Well actually that is exactly where they were. Take the Saddleworth Fire, where no rational burning was allowed. When the fire started there in 2018 it burnt for three weeks and released half a million tonnes of carbon.
Or Marsden Moor, where the National Trust had stopped burning, and it had not one, but two massive wildfires.
Stalybridge (NE HLS) where only tiny amounts of burning were permitted, had a wildfire which burnt for days and lost peat that will take 150-200 years to replace.
Winter Hill, the wildfire was fought for nearly a month, and released at least 90,000 tonnes of carbon and where United Utilities had not practiced any rotational burning.
Or Forsinard, owned by the RSPB, where no burning was allowed, and when it had a wildfire it released 290,000 tonnes of carbon into the atmosphere.
Or Dove Stones, again managed by RSPB and against had catastrophic consequences.
Or Crowden, managed by RSPB, and another example of a catastrophic wildfire leading to a widespread loss of wildlife.
Or Moray, where 25 sq miles of peatland burnt to a crisp and released 700,000 tonnes of carbon and where once again no rotational burning was allowed.
Well, what can we say. The jury is out? No. The jury came back ages ago, pronounced the defendant guilty and they've gone home for tea. Only if they were blinded by bias and self-interest could anyone look at these appalling incidents and think that stopping rotational burning has no effect on the risk and severity of wildfires.
But that is apparently what Pat can do. Not only that but having been profoundly involved in the management of these wonderful and precious moors and watched them turn to black ash, literally burning both peat and peatlands, Pat has the audacity to point an accusing finger at the very people who have kept these precious places and their vital carbon stores safe for generations.
To make matters worse and as a significant advance in politicisation of his organisation, Pat appeared unconcerned with the political sub plot of Channel 4 News, which was essentially that the only reason that the rotational cool burning has not already been banned is that no less a person than the Chancellor of the Exchequer, had been protecting the practice.
Well, if it were true, which it almost certainly isn't, all any sensible person could say, based on the evidence of what happens when it is stopped, is, “Thank God”.
[Wildfires can burn for weeks once the peat catches alight]
Old sayings survive the passage of time only because they are plainly true. The one that springs to mind, is, “People in glass houses should not throw stones”. If anyone is responsible for burning peat it is not the gamekeeper, Jimmy, on Channel 4 News, as he graphically demonstrated. Pat should look inside his glass house.
Pat Thomas, is a major player in formulating policy for the RSPB. Neither he, nor his rich and powerful organisation which had turnover of nearly £150 million last year, can avoid responsibility for the burning of peat and peatland on a vast scale on land where their policies have been put into practice and where they have resulted in the loss of hundreds of thousands of tonnes of peat.

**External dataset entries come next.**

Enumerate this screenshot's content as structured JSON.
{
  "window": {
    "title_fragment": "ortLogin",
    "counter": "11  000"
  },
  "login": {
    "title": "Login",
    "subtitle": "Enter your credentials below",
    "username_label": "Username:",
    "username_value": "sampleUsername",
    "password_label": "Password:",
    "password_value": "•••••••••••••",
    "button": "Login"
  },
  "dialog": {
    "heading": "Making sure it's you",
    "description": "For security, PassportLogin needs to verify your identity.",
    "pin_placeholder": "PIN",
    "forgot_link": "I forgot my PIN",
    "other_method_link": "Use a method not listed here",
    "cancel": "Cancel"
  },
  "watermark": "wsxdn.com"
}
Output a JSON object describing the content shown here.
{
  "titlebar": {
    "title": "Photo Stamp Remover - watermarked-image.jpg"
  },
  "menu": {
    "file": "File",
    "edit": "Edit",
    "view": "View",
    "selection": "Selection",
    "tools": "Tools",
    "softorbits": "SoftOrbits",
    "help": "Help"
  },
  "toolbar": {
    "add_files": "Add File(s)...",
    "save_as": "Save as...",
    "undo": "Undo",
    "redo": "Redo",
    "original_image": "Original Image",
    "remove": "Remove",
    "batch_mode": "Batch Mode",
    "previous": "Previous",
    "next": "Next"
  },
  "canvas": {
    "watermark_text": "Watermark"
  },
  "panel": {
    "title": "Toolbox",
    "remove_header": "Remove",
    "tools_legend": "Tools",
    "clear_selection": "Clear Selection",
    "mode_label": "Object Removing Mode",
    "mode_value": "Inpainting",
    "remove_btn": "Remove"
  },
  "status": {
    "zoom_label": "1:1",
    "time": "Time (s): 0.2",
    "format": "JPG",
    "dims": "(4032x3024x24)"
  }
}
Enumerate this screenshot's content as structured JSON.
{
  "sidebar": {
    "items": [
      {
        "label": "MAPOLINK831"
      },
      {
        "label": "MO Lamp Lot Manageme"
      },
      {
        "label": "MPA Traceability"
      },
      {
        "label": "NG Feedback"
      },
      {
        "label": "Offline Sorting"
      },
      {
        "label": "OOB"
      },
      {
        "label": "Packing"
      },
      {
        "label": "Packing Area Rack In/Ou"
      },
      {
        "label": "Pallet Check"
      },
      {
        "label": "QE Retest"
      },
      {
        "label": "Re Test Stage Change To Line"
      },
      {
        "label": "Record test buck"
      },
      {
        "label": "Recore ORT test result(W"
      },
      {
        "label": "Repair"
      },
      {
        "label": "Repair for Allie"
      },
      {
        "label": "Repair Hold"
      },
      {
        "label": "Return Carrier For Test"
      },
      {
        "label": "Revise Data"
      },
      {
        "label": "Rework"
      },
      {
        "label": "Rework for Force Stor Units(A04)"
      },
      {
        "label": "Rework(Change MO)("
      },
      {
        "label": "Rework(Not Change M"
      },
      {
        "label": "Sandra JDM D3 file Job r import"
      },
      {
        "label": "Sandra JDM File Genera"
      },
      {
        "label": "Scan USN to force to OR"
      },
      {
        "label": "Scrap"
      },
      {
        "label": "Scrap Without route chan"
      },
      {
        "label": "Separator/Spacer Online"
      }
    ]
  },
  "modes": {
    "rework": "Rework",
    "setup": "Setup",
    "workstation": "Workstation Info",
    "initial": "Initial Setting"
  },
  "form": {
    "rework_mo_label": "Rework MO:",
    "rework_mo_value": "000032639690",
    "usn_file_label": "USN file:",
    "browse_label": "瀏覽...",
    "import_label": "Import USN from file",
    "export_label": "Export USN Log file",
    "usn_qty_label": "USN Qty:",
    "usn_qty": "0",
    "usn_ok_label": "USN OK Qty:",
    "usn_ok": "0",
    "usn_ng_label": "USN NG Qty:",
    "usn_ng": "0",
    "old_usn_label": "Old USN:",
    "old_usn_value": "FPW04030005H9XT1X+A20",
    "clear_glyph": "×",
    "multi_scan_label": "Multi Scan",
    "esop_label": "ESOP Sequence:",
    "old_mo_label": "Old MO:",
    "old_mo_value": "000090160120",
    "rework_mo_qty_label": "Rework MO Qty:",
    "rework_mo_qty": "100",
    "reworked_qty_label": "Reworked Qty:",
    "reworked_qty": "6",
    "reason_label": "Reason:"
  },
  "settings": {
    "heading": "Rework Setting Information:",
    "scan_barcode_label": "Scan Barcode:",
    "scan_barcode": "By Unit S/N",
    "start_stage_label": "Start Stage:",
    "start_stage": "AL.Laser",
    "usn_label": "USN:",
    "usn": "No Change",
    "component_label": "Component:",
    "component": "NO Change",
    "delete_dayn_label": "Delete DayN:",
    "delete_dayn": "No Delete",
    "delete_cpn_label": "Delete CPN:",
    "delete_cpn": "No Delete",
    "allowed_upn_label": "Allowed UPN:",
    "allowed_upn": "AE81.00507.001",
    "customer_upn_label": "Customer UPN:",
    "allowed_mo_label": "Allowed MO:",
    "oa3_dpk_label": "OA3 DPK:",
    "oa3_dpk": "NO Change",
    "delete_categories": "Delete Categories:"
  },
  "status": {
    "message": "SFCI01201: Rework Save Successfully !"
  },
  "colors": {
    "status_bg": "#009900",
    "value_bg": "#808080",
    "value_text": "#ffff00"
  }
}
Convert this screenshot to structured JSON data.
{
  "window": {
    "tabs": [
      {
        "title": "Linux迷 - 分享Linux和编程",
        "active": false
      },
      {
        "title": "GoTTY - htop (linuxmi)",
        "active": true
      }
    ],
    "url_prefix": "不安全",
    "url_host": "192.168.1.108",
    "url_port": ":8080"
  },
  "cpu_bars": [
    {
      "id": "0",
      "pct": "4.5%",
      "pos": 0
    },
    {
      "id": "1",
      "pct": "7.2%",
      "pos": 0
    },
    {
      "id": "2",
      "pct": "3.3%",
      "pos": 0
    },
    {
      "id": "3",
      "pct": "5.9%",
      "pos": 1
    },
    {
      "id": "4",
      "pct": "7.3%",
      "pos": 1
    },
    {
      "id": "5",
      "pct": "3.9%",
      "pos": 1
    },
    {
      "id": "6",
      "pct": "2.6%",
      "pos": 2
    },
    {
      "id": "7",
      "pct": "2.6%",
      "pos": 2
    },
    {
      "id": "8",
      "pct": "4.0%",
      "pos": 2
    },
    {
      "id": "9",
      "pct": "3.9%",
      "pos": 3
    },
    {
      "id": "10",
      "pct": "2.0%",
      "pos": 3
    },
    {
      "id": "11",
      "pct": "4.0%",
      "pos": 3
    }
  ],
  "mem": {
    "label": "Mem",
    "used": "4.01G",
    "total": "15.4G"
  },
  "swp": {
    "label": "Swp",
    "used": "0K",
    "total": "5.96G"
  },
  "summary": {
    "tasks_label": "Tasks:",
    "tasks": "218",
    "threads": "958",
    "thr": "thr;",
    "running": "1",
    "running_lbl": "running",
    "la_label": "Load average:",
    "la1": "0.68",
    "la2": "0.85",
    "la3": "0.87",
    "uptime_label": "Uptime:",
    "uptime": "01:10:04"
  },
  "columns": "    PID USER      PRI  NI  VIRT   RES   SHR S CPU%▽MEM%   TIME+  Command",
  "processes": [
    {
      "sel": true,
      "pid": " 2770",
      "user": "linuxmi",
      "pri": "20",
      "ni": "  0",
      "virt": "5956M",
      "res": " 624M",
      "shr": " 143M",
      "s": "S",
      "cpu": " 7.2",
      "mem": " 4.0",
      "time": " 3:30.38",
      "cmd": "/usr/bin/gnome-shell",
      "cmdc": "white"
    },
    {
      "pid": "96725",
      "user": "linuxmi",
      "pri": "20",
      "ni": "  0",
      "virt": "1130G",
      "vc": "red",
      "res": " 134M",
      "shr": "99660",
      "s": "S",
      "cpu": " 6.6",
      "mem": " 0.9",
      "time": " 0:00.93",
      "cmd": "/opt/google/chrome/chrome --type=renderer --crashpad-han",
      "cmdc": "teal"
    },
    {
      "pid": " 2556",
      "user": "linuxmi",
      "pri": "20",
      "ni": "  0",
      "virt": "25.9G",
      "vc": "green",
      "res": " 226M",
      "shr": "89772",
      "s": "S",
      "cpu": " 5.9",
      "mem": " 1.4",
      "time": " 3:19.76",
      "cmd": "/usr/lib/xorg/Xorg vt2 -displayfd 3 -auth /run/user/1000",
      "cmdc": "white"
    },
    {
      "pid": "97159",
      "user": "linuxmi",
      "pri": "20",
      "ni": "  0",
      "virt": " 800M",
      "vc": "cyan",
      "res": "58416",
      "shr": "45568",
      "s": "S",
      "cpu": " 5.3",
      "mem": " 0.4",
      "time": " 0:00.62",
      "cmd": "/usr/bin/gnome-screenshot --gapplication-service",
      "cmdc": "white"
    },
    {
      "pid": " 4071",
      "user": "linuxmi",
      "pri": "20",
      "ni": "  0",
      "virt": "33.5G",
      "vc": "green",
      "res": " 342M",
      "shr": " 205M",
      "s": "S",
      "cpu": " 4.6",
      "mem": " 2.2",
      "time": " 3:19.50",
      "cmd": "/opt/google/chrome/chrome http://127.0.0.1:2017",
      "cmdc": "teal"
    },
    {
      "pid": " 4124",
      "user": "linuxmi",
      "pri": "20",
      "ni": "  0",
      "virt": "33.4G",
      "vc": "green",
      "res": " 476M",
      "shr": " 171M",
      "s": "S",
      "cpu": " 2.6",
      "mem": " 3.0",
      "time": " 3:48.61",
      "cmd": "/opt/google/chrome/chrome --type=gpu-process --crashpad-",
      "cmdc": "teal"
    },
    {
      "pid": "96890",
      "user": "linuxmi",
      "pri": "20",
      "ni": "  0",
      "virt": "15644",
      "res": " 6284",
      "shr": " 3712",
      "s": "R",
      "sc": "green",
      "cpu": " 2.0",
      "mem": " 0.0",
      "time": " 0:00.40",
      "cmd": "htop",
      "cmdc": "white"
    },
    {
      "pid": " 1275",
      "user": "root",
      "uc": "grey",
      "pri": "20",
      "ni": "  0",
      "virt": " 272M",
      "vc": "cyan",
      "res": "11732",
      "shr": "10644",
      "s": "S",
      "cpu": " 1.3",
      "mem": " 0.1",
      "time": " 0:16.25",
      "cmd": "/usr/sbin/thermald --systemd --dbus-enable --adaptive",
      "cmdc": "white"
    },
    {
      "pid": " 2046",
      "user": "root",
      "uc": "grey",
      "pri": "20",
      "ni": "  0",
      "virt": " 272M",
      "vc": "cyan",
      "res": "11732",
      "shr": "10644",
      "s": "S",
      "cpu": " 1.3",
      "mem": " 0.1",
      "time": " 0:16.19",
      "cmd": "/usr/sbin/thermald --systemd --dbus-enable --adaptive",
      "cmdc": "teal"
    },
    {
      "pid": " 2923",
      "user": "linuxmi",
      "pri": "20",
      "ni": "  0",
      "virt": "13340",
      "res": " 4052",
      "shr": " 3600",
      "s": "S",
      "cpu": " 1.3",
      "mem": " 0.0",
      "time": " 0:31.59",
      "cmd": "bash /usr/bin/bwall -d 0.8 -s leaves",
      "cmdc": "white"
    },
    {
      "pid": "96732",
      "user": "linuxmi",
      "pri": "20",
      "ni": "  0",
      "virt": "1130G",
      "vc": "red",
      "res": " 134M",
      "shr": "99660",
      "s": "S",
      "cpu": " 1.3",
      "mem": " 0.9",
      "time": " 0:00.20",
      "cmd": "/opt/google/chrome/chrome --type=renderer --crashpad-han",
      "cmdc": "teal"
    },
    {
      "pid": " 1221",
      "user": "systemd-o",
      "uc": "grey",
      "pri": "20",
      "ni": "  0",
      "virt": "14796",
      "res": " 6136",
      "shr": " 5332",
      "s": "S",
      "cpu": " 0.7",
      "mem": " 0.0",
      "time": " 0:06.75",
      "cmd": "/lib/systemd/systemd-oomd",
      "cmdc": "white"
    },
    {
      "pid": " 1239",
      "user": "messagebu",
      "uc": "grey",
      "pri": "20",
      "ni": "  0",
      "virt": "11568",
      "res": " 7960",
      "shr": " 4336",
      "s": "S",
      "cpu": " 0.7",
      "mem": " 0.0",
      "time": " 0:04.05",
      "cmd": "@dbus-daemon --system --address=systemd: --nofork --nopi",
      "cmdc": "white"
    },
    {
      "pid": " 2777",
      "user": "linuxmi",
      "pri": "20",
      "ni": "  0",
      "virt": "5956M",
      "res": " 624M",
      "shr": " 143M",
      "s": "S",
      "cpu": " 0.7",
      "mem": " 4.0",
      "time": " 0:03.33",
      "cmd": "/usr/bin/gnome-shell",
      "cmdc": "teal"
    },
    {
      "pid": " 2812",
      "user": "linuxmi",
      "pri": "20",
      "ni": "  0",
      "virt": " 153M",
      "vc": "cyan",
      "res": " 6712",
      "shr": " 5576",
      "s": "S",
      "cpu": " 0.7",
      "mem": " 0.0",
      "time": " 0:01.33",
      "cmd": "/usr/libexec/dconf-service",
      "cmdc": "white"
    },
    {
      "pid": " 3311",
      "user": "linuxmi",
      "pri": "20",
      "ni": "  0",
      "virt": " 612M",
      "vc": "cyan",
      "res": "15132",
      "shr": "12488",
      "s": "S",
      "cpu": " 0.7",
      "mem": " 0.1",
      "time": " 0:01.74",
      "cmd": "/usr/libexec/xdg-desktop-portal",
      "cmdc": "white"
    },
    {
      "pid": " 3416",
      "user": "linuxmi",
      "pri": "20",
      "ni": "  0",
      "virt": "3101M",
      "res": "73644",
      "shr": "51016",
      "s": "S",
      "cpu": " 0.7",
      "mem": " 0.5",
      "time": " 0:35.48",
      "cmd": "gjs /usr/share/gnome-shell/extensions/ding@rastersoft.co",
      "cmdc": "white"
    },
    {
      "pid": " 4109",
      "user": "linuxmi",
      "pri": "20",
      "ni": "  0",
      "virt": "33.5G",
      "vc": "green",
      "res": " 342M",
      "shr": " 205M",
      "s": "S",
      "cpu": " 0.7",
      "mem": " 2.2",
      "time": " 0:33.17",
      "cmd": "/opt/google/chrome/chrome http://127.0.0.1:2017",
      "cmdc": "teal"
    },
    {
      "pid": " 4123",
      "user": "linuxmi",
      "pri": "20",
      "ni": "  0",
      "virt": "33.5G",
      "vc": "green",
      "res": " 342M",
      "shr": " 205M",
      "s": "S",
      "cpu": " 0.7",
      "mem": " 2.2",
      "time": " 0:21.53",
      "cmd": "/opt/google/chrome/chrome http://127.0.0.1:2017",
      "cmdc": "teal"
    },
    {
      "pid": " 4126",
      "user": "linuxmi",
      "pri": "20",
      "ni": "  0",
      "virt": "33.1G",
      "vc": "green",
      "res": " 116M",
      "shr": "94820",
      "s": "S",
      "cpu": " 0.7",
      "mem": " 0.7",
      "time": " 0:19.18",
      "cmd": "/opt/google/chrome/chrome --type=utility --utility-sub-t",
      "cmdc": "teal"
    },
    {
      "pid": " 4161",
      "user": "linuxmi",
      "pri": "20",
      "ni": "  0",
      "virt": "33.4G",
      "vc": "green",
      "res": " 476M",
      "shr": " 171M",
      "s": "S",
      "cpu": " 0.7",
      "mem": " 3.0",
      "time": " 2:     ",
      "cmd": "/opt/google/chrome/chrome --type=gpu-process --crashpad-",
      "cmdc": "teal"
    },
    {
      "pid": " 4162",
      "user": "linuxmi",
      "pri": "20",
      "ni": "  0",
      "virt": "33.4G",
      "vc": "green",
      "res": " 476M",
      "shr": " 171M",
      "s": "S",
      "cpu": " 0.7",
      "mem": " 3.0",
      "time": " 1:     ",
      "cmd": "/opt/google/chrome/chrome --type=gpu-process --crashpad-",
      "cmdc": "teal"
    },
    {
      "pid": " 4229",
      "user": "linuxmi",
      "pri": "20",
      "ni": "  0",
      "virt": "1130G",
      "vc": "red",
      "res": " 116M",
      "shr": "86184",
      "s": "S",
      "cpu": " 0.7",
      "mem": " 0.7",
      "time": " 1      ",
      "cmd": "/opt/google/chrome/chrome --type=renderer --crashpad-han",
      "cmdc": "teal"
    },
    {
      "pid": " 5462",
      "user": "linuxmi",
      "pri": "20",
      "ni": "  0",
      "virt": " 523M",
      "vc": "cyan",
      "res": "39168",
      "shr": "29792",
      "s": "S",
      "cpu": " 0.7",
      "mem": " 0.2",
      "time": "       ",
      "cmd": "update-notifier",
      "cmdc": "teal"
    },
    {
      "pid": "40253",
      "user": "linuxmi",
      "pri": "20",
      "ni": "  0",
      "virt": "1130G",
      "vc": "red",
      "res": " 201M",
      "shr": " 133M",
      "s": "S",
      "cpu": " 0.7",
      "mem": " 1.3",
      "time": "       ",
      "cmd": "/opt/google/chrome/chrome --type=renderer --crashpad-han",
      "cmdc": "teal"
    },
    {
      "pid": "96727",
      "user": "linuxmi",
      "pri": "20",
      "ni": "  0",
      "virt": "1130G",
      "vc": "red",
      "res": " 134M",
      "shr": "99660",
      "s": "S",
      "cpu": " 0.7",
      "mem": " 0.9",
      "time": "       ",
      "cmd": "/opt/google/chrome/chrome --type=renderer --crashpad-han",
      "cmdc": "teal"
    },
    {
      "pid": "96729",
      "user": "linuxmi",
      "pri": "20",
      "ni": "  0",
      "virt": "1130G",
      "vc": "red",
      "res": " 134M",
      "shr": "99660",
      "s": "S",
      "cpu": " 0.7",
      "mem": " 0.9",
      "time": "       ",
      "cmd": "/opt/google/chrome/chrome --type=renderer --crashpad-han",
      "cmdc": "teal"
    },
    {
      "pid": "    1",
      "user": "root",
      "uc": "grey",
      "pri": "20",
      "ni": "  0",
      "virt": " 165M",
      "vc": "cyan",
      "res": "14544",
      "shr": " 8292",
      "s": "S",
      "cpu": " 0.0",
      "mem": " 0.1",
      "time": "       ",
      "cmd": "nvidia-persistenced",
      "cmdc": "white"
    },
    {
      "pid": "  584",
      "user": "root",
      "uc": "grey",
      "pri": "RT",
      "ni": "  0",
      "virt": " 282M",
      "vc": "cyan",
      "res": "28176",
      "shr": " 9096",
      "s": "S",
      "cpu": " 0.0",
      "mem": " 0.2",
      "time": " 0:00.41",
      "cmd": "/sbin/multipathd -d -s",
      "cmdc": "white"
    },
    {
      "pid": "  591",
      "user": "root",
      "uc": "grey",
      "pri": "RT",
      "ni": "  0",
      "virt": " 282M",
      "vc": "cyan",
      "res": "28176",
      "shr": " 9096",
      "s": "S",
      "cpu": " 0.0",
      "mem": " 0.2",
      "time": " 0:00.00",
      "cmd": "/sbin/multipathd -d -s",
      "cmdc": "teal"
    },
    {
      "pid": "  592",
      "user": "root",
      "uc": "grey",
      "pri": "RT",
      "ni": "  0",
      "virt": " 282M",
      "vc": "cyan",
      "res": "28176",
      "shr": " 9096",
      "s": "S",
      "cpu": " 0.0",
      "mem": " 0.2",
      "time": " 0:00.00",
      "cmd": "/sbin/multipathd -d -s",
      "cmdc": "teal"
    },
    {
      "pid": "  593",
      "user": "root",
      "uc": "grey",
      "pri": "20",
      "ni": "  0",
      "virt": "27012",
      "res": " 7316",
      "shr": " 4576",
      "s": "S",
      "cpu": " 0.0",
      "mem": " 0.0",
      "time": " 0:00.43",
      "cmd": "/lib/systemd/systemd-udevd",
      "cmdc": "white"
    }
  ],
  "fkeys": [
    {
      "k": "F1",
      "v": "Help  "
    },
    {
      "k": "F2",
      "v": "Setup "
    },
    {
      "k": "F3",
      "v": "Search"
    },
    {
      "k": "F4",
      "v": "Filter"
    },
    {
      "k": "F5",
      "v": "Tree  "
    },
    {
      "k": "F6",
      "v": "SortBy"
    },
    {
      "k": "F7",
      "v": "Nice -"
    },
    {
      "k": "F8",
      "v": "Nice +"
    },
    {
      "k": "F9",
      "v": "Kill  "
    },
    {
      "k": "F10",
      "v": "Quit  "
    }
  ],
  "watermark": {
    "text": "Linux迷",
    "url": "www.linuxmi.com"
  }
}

So much has been lost on these sites, that it will take hundreds of years to replace, and if the same policy remains in place it will all burn again long before that.
Remember that there are people still living in upland communities who have played their generations part in protecting, Crowden, Marsden, Forsinard, Winterhill and all the rest.
Remember that they have been pushed to one side by people as clever as Pat, and ignored or ridiculed as ignorant backwoodsmen.
Remember that now they have been proved right and the places they loved and cared for are destroyed, the people in charge and who created this shambles, have decided to simply pretend it never happened and bully their way out of it.
Imagine what it is like to be right but ignored, or worse, demonised.